Third, Dominion’s unjustifiably stratospheric “integration cost” of solar is entirely unreasonable and appears to cast a unnaturally favorable light on the addition of natural gas generation. The Commission should require, per SCC staff’s suggestion, that Dominion model solar resources without an arbitrary and unreasonable “integration” cost and with the latest solar cost estimates, so that Virginia does not miss the opportunity to deploy this cost-effective resource that is rapidly dropping in price and has already been added in other states and regions well beyond the modest amounts proposed by Dominion.
As part of our outreach with Virginia ratepayers, Consumers Union conducted a survey of Virginians to gauge their awareness of and support for several important issues that come before the Commission in the area of electricity. The responses underscore the recommendations above, and highlights include:
- 90% of Virginia ratepayers try to lower their electric bills by conserving electricity.
- 57% of Virginia ratepayers worry about being able to pay their electric bill.
- Although the vast majority (92%) of Virginians who pay for their own electricity know the cost of their monthly bill, 86% do not know how much electricity costs per kilowatt hour. This is overwhelmingly higher than the 7% of Virginians who do not know how much a gallon of milk costs and the 2% who don’t know the cost for a gallon of gasoline.
- A majority of Virginia homeowners who have not made energy efficiency upgrades are interested in making efficiency upgrades, but view cost as a barrier to doing so.
- Adding solar power to their roofs was the top choice for Virginians (29%) on what would be most effective to lowering their electric bills, followed by off-peak rates (21%) , retail choice (20%), appliance efficiency upgrades (17%), and real time updates on energy usage (13%).
- 92% of Virginians agree that a utility provider should make sure it is using existing energy sources efficiently before building a new power plant.
- 84% of Virginians agree that utility providers should offer incentives for their customers to make energy efficiency upgrades to their homes before building new power plants.
- 76% of Virginians agree that utilities should buy power from cheaper sources that already exist before building a new power plant.
- Dominion customers rate the utility more negatively than positively for cost of electric bills, options or programs for lowering electric bills, and investments in renewable energy.

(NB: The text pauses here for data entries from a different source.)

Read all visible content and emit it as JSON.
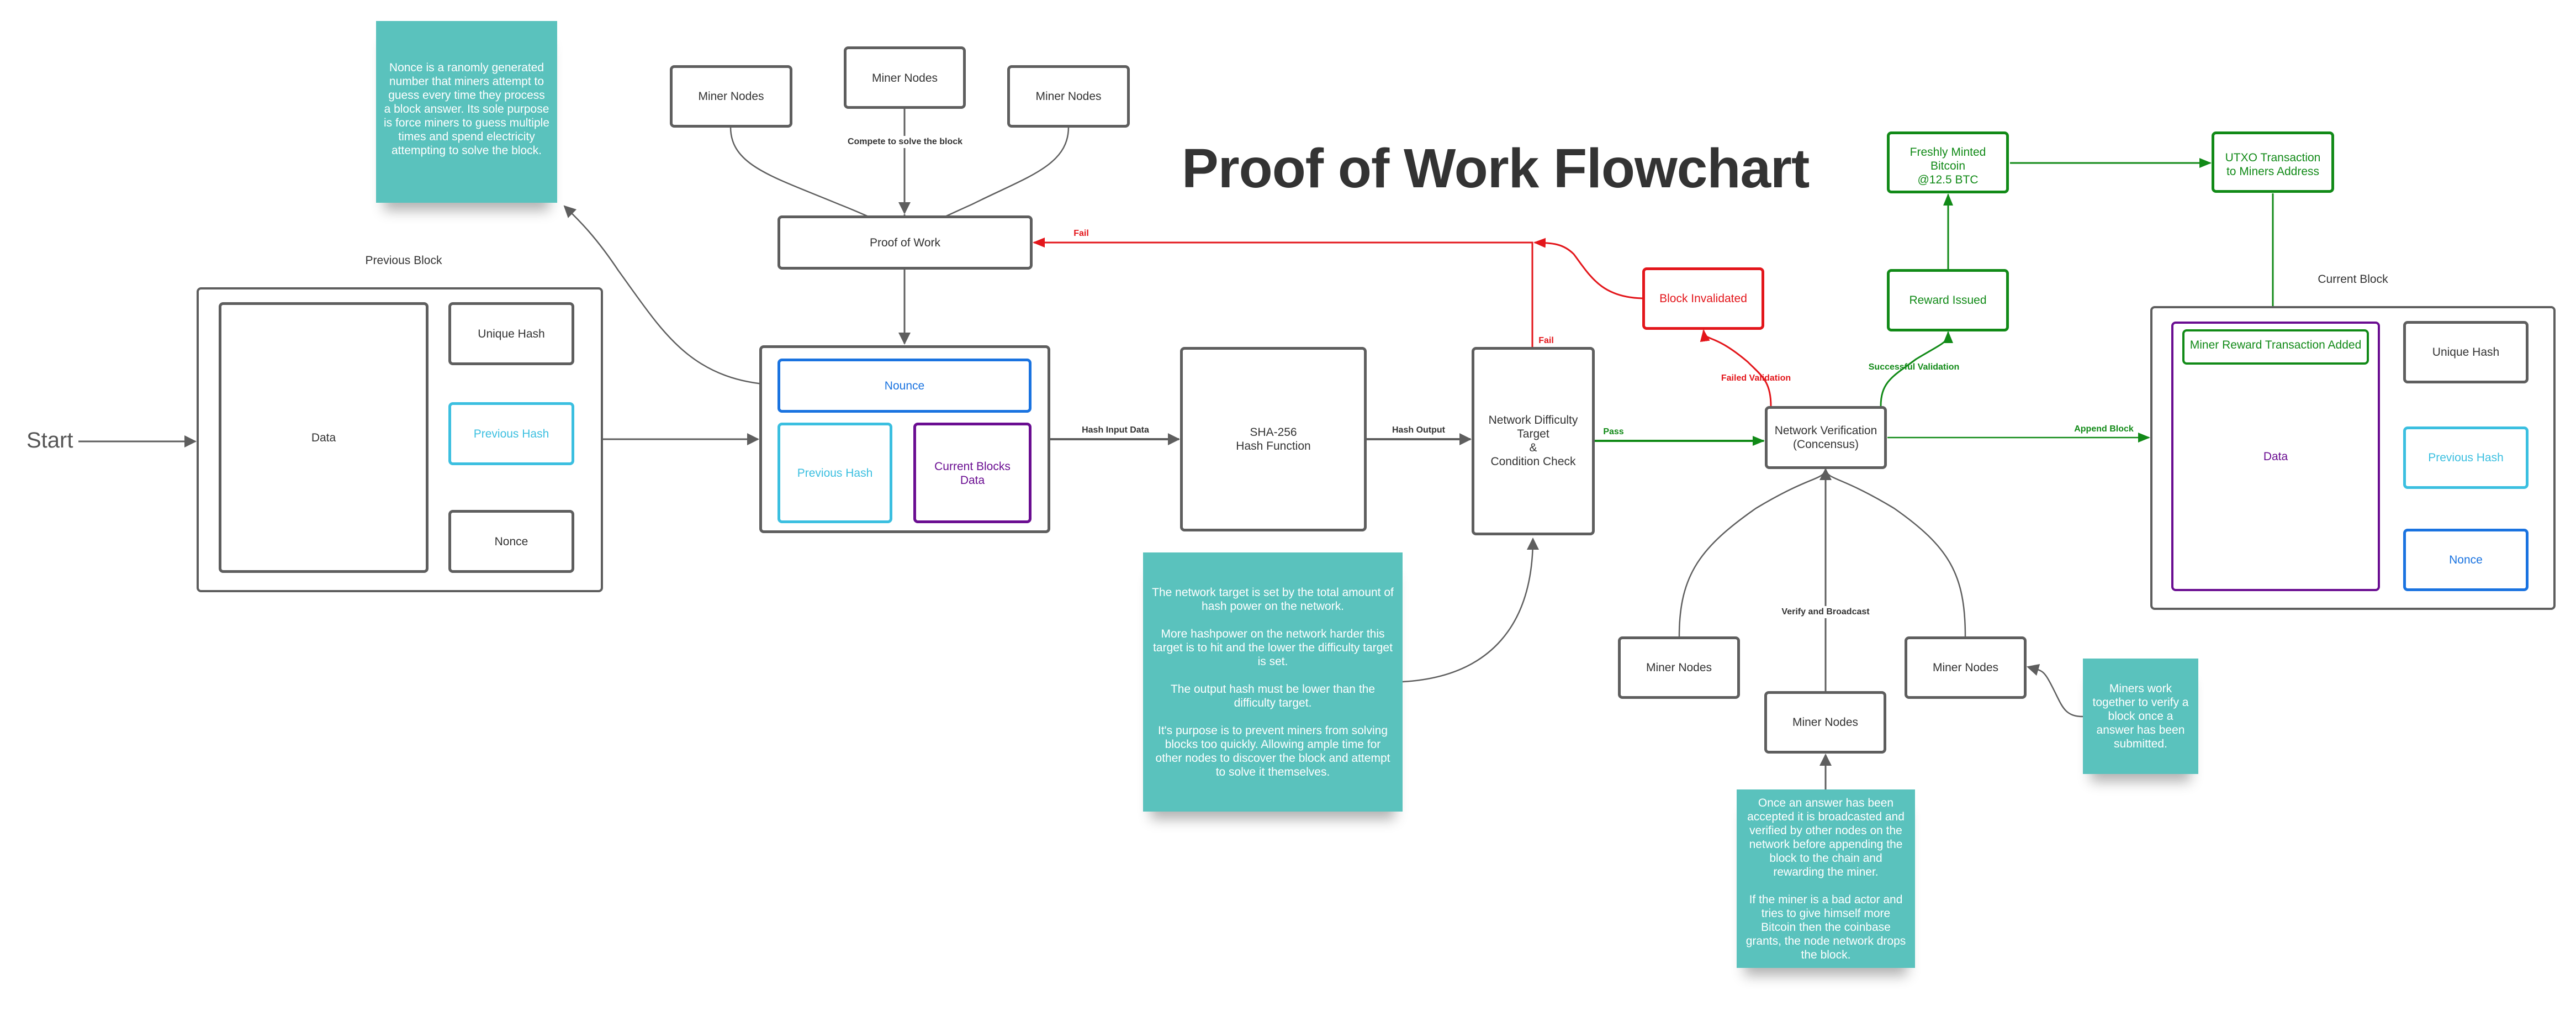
{
  "title": "Proof of Work Flowchart",
  "start_label": "Start",
  "colors": {
    "neutral": "#5e5e5e",
    "text": "#333333",
    "note_bg": "#5ac2bd",
    "fail_red": "#e3161b",
    "pass_green": "#118a17",
    "nonce_blue": "#1a73e0",
    "prev_hash_cyan": "#3bbfe0",
    "data_purple": "#6a0d91"
  },
  "previous_block": {
    "label": "Previous Block",
    "data": "Data",
    "unique_hash": "Unique Hash",
    "previous_hash": "Previous Hash",
    "nonce": "Nonce"
  },
  "nonce_note": "Nonce is a ranomly generated number that miners attempt to guess every time they process a block answer. Its sole purpose is force miners to guess multiple times and spend electricity attempting to solve the block.",
  "competing_miners": {
    "nodes": [
      "Miner Nodes",
      "Miner Nodes",
      "Miner Nodes"
    ],
    "edge_label": "Compete to solve the block"
  },
  "proof_of_work": "Proof of Work",
  "candidate_block": {
    "nonce": "Nounce",
    "previous_hash": "Previous Hash",
    "current_data": "Current Blocks\nData"
  },
  "hash_input_label": "Hash Input Data",
  "sha_box": "SHA-256\nHash Function",
  "hash_output_label": "Hash Output",
  "difficulty_box": "Network Difficulty\nTarget\n&\nCondition Check",
  "difficulty_note": "The network target is set by the total amount of hash power on the network.\n\nMore hashpower on the network harder this target is to hit and the lower the difficulty target is set.\n\nThe output hash must be lower than the difficulty target.\n\nIt's purpose is to prevent miners from solving blocks too quickly. Allowing ample time for other nodes to discover the block and attempt to solve it themselves.",
  "fail_label_top": "Fail",
  "fail_label_return": "Fail",
  "pass_label": "Pass",
  "network_verification": "Network Verification\n(Concensus)",
  "block_invalidated": "Block Invalidated",
  "failed_validation_label": "Failed Validation",
  "reward_issued": "Reward Issued",
  "successful_validation_label": "Successful Validation",
  "freshly_minted": "Freshly Minted\nBitcoin\n@12.5 BTC",
  "utxo_transaction": "UTXO Transaction\nto Miners Address",
  "append_block_label": "Append Block",
  "verifying_miners": {
    "nodes": [
      "Miner Nodes",
      "Miner Nodes",
      "Miner Nodes"
    ],
    "edge_label": "Verify and Broadcast"
  },
  "verify_note": "Miners work together to verify a block once a answer has been submitted.",
  "broadcast_note": "Once an answer has been accepted it is broadcasted and verified by other nodes on the network before appending the block to the chain and rewarding the miner.\n\nIf the miner is a bad actor and tries to give himself more Bitcoin then the coinbase grants, the node network drops the block.",
  "current_block": {
    "label": "Current Block",
    "miner_reward": "Miner Reward Transaction Added",
    "data": "Data",
    "unique_hash": "Unique Hash",
    "previous_hash": "Previous Hash",
    "nonce": "Nonce"
  }
}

As part of its written comments, Consumers Union also submitted a petition asking for Dominion to develop integrated resource plans that are more affordable for Virginians, signed by 1,579 Dominion customers.
In conclusion, we urge the Commission to require changes to Dominion’s IRP in order for it to better serve the needs of Virginians. Thank you for your attention to this important matter.
Policy Counsel, Consumers Union